Sophos and ReversingLabs released SoReL-20M which is a database containing 20 million Windows Portable Executable files, including 10 million malware samples.
The SoReL-20M database includes a set of curated and labeled samples and security-relevant metadata that could be used as a training dataset for a machine learning engine used in anti-malware solutions.
The dataset contains metadata, labels, and features for 20 million Windows Portable Executable files, including 10 million disarmed malware samples available for download for the purpose of research on feature extraction to drive industry-wide improvements in security.
SOREL-20M is the first production-scale malware research dataset publicly available that has been released for the purpose of research for malware detection via machine learning.

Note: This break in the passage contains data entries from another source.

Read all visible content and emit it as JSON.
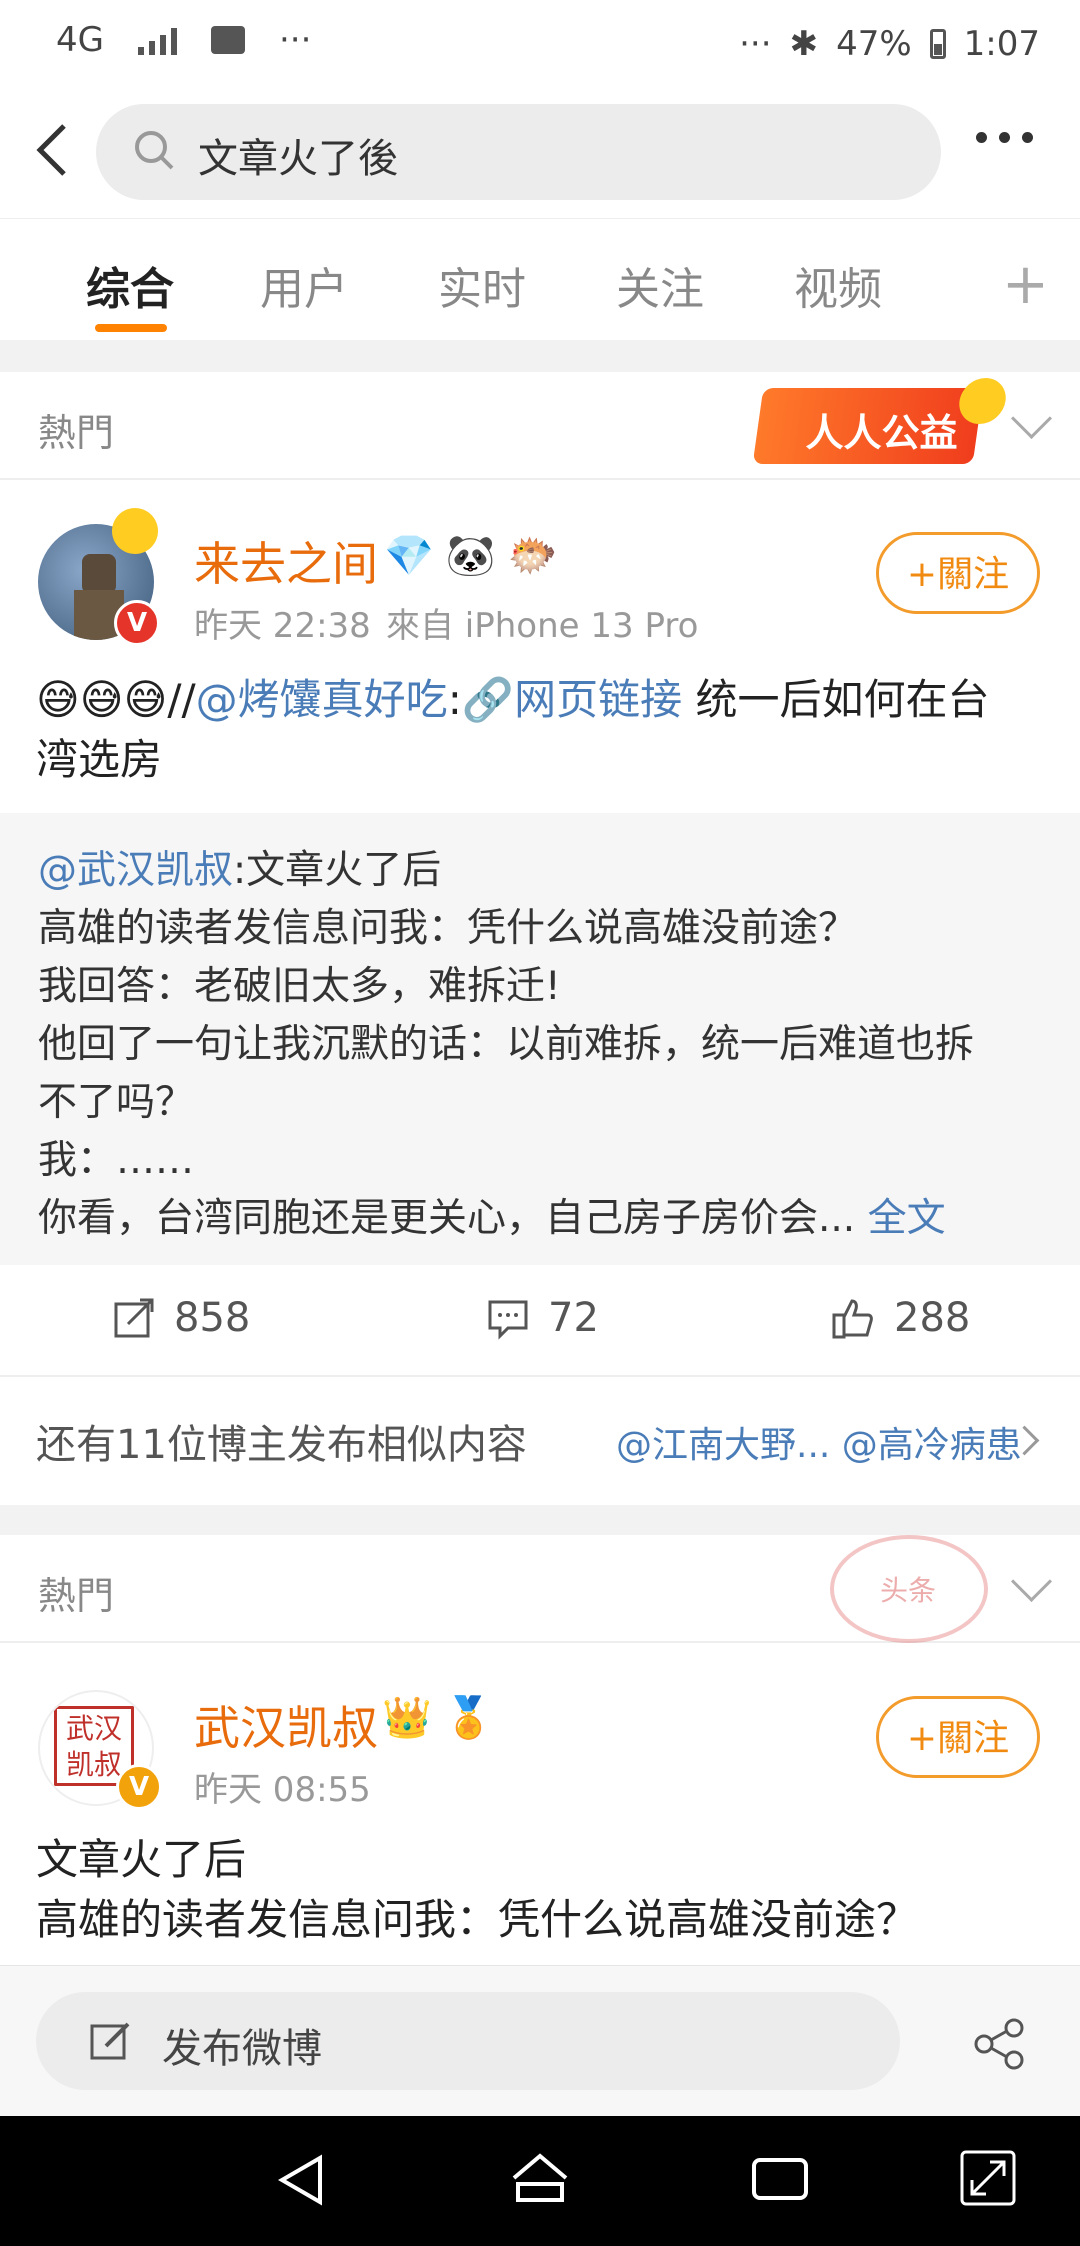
{
  "status": {
    "network": "4G",
    "time": "1:07",
    "battery": "47%"
  },
  "search": {
    "query": "文章火了後"
  },
  "tabs": [
    {
      "label": "综合"
    },
    {
      "label": "用户"
    },
    {
      "label": "实时"
    },
    {
      "label": "关注"
    },
    {
      "label": "视频"
    }
  ],
  "hot_label": "熱門",
  "gongyi_badge": "人人公益",
  "stamp_text": "头条",
  "post1": {
    "username": "来去之间",
    "time": "昨天 22:38",
    "source": "來自 iPhone 13 Pro",
    "follow": "+關注",
    "emoji": "😅😅😅",
    "slashes": "//",
    "mention": "@烤馕真好吃",
    "colon": ":",
    "link_text": "🔗网页链接",
    "text1": " 统一后如何在台",
    "text2": "湾选房",
    "retweet": {
      "mention": "@武汉凯叔",
      "line1": ":文章火了后",
      "line2": "高雄的读者发信息问我：凭什么说高雄没前途？",
      "line3": "我回答：老破旧太多，难拆迁!",
      "line4": "他回了一句让我沉默的话：以前难拆，统一后难道也拆",
      "line5": "不了吗？",
      "line6": "我：……",
      "line7": "你看，台湾同胞还是更关心，自己房子房价会...",
      "full": "全文"
    },
    "reposts": "858",
    "comments": "72",
    "likes": "288",
    "similar_text": "还有11位博主发布相似内容",
    "similar_authors": "@江南大野... @高冷病患"
  },
  "post2": {
    "username": "武汉凯叔",
    "avatar_text": "武汉凯叔",
    "time": "昨天 08:55",
    "follow": "+關注",
    "line1": "文章火了后",
    "line2": "高雄的读者发信息问我：凭什么说高雄没前途？"
  },
  "compose": {
    "label": "发布微博"
  },
  "colors": {
    "accent": "#ff8200",
    "link": "#4a7cb8",
    "username": "#e86b0c"
  }
}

According to the experts, a large number of curated and labeled samples are very expensive and difficult to get. The majority of works on malware detection is based on private, internal datasets that could not be shared and so the results cannot be directly compared to each other.
The dataset contains features for each malware that have been extracted based on the EMBER 2.0 dataset, labels, detection metadata, and complete binaries,
Experts also released a set of pre-trained PyTorch (https://pytorch.org/) models and LightGBM (https://github.com/Microsoft/LightGBM) models trained on this dataset.
Sophos also released scripts that allow to load and iterate over the data, as well as to load, train, and test the models.
However, when training sets like SoReL-20M are publicly available, it could be misused by sophisticated attackers who can use them to create new threats. But Sophos stated that well-resourced attackers could already have access to easy to use and cost-effective malware datasets.
So, it is necessary to give security researchers this dataset and help them to build a new generation of tools that could be effective for malware detection.
Reversinglabs said that the introduction of machine learning technologies represents a significant step for threat detection and that these systems are only as good as the datasets they have access to.
All this data gives the customers a well-defined dataset of threat intelligence to leverage in their defenses, and as part of their threat hunting programs, to both block active attacks and search for threats that may otherwise be invisible to the traditional security stack.
Image Credits : Sophos